Comparison of the different Devices Systems when used in a disasters:

The comparison table provides an overview of the different devices (technologies) applied in the case of Natural or Man Made Disasters and Hazards. The criteria used derive from international acknowledged evaluation criteria in Humanitarian Action. The criteria are modified with the purpose to compare devices (technology) to take images from disaster zones. The comparison encounters various problems such as the moment of the use of the device and the magnitude of the disaster or hazard as well the resources available in the concerned country. For the purpose of simplification we are using the scenario of a common natural disaster such as an earthquake or flooding in a developing country and looking at the criteria from the perspective of a user of images located in the disaster zone. In this scenario we assume the Space charter is activated and Satellite images are free available.

Definition of the criteria used in the comparison table:

Relevance /Appropriateness:
Relevance is concerned with assessing whether the device (technology) is in line with local needs and priorities.
A device (technology) is appropriate when it can be used themselves by local teams, increasing ownership, accountability and cost-effectiveness accordingly.
Sub Criteria Relevance /Appropriateness: Availability, User friendliness, Technical Autonomy, Affordability/Sustainability

Connectedness refers to the need to ensure that updated Imagery is available during all phases of the disaster management cycle, including to a context that takes longer-term and interconnected problems into account.
Sub Criteria Connectedness: Availability , Affordability/Sustainability, Real-time Use,

The need to produce images in order to support planning and coordination process of interventions to reach major population groups facing life-threatening suffering wherever they are.
Sub Criteria Coverage: Quality, Accessibility,

Efficiency measures the outputs (Imagery used in planning and coordination) – qualitative and quantitative – achieved as a result of inputs. 
Sub Criteria Efficiency: Quality, Technical Autonomy, Affordability/Sustainability,

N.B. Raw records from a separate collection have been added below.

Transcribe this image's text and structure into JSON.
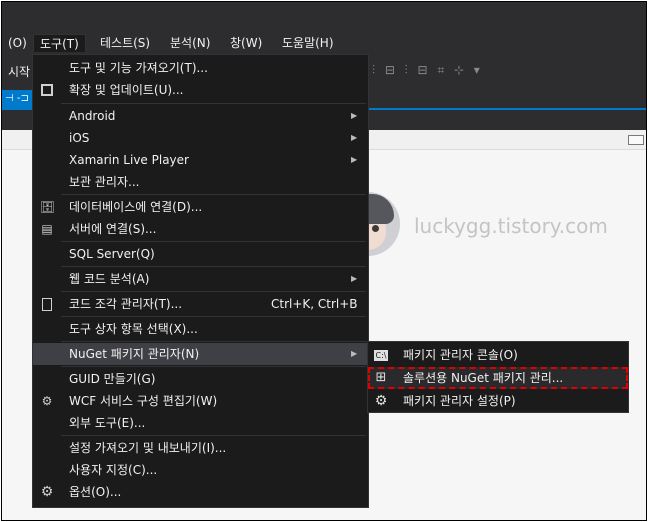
{
  "menubar": {
    "items": [
      {
        "label": "(O)"
      },
      {
        "label": "도구(T)"
      },
      {
        "label": "테스트(S)"
      },
      {
        "label": "분석(N)"
      },
      {
        "label": "창(W)"
      },
      {
        "label": "도움말(H)"
      }
    ]
  },
  "toolbar": {
    "start_label": "시작",
    "icons_text": "⫶ ⊟  ⫶ ⊟   ⌗ ⊹ ▾"
  },
  "tabstrip": {
    "pin_label": "⊣ -⊐"
  },
  "tools_menu": {
    "items": [
      {
        "label": "도구 및 기능 가져오기(T)...",
        "icon": ""
      },
      {
        "label": "확장 및 업데이트(U)...",
        "icon": "extensions-icon"
      },
      {
        "label": "Android",
        "arrow": "▶"
      },
      {
        "label": "iOS",
        "arrow": "▶"
      },
      {
        "label": "Xamarin Live Player",
        "arrow": "▶"
      },
      {
        "label": "보관 관리자..."
      },
      {
        "label": "데이터베이스에 연결(D)...",
        "icon": "database-connect-icon"
      },
      {
        "label": "서버에 연결(S)...",
        "icon": "server-connect-icon"
      },
      {
        "label": "SQL Server(Q)"
      },
      {
        "label": "웹 코드 분석(A)",
        "arrow": "▶"
      },
      {
        "label": "코드 조각 관리자(T)...",
        "shortcut": "Ctrl+K, Ctrl+B",
        "icon": "snippet-icon"
      },
      {
        "label": "도구 상자 항목 선택(X)..."
      },
      {
        "label": "NuGet 패키지 관리자(N)",
        "arrow": "▶"
      },
      {
        "label": "GUID 만들기(G)"
      },
      {
        "label": "WCF 서비스 구성 편집기(W)",
        "icon": "wcf-gear-icon"
      },
      {
        "label": "외부 도구(E)..."
      },
      {
        "label": "설정 가져오기 및 내보내기(I)..."
      },
      {
        "label": "사용자 지정(C)..."
      },
      {
        "label": "옵션(O)...",
        "icon": "gear-icon"
      }
    ]
  },
  "nuget_submenu": {
    "items": [
      {
        "label": "패키지 관리자 콘솔(O)",
        "icon": "console-icon",
        "icon_text": "C:\\"
      },
      {
        "label": "솔루션용 NuGet 패키지 관리...",
        "icon": "nuget-package-icon",
        "icon_text": "⊞"
      },
      {
        "label": "패키지 관리자 설정(P)",
        "icon": "gear-icon",
        "icon_text": "⚙"
      }
    ]
  },
  "watermark": {
    "text": "luckygg.tistory.com"
  },
  "colors": {
    "accent": "#007acc",
    "menu_bg": "#1b1b1c",
    "highlight_border": "#e00000"
  }
}
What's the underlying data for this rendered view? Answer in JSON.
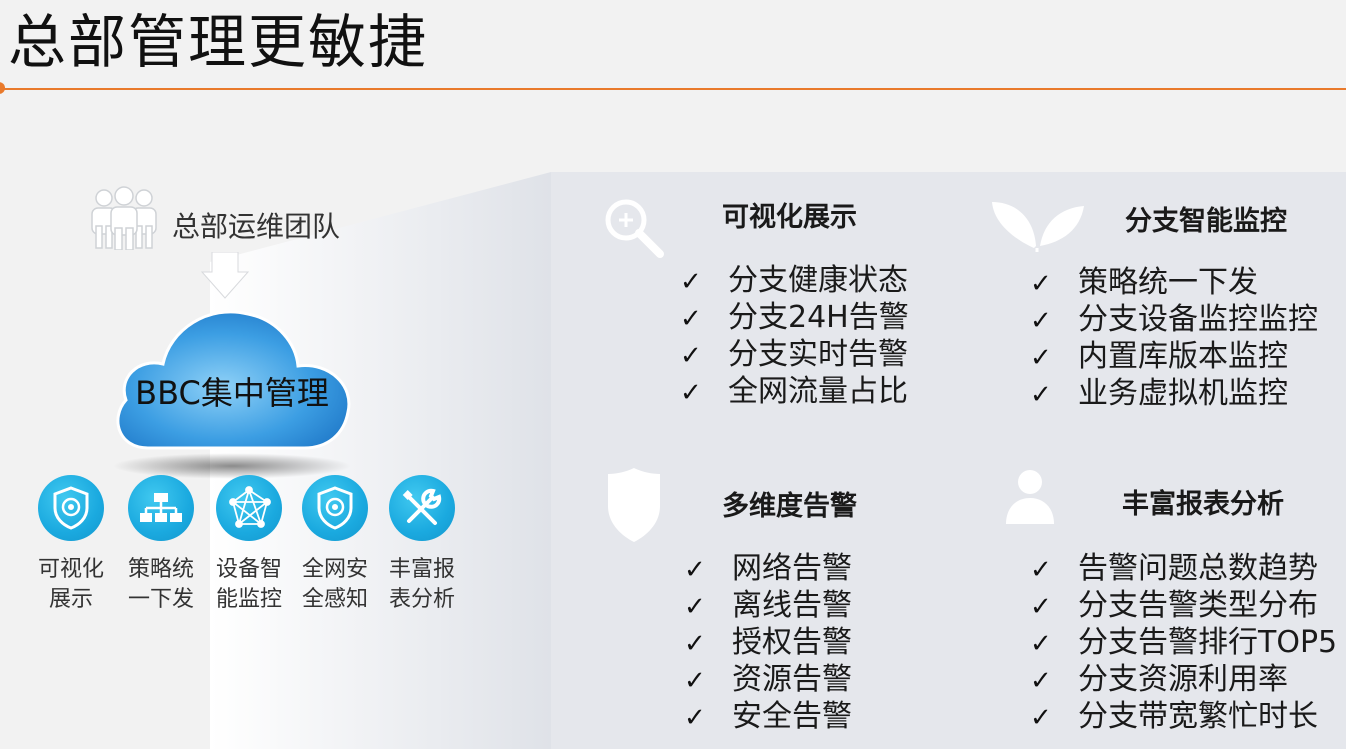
{
  "page_title": "总部管理更敏捷",
  "left": {
    "team_label": "总部运维团队",
    "cloud_label": "BBC集中管理",
    "features": [
      {
        "line1": "可视化",
        "line2": "展示",
        "icon": "shield-target-icon"
      },
      {
        "line1": "策略统",
        "line2": "一下发",
        "icon": "network-devices-icon"
      },
      {
        "line1": "设备智",
        "line2": "能监控",
        "icon": "network-graph-icon"
      },
      {
        "line1": "全网安",
        "line2": "全感知",
        "icon": "shield-target-icon"
      },
      {
        "line1": "丰富报",
        "line2": "表分析",
        "icon": "tools-icon"
      }
    ]
  },
  "check_mark": "✓",
  "sections": {
    "visual": {
      "title": "可视化展示",
      "icon": "magnifier-icon",
      "items": [
        "分支健康状态",
        "分支24H告警",
        "分支实时告警",
        "全网流量占比"
      ]
    },
    "monitor": {
      "title": "分支智能监控",
      "icon": "leaf-icon",
      "items": [
        "策略统一下发",
        "分支设备监控监控",
        "内置库版本监控",
        "业务虚拟机监控"
      ]
    },
    "alarm": {
      "title": "多维度告警",
      "icon": "shield-icon",
      "items": [
        "网络告警",
        "离线告警",
        "授权告警",
        "资源告警",
        "安全告警"
      ]
    },
    "report": {
      "title": "丰富报表分析",
      "icon": "user-icon",
      "items": [
        "告警问题总数趋势",
        "分支告警类型分布",
        "分支告警排行TOP5",
        "分支资源利用率",
        "分支带宽繁忙时长"
      ]
    }
  },
  "colors": {
    "accent": "#e97a2c",
    "icon_blue": "#1aa9df",
    "panel": "#e5e7ec"
  }
}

Effectiveness measures the extent to which the taking of the images achieves its purpose (support to planning and coordination), or whether this can be expected to happen on the basis of the outputs. Implicit within the criterion of effectiveness is timeliness.
Sub Criteria Effectiveness: Real-time Use, Interpretation, Quality, Availability

Impact looks at the wider effects (influencing decision making processes) of the images taken. Impacts can be intended and unintended, positive and negative, macro (sector) and micro (household).
Sub Criteria Impact: Quality, Real time Use

Definition of the Sub critera:

User friendliness: User friendliness describes the handling of the device and the outputs (images) to support planning and coordination by a Disaster Management Team on the spot of a disaster zone (On-Site).

Interpretation: Interpretation looks at the possibility to understand the information captured in an image and attribute the correct use of it.

Availability: Availability describes the possibility in which a device or its product is available at all stages of the planning and coordination process and on site of the disaster.

Affordability/Sustainability: Affordability looks at the possibility that device and its product are available to local emergency management teams and that they can maintain the device and equipment.

Real-time Use: Real-time use describes the ability to produce, provide and make an interpretation of images at the same moment.

Technical Autonomy: Technical Autonomy describes the circumstances in which images are captured, delivered and processed independently from human and technical inputs.

Quality: Quality describes resolution of a photo, 3 D impression.

Accessibility: Accessibility describes the geographical range of the image and the autonomous manoeuvrability of the Device.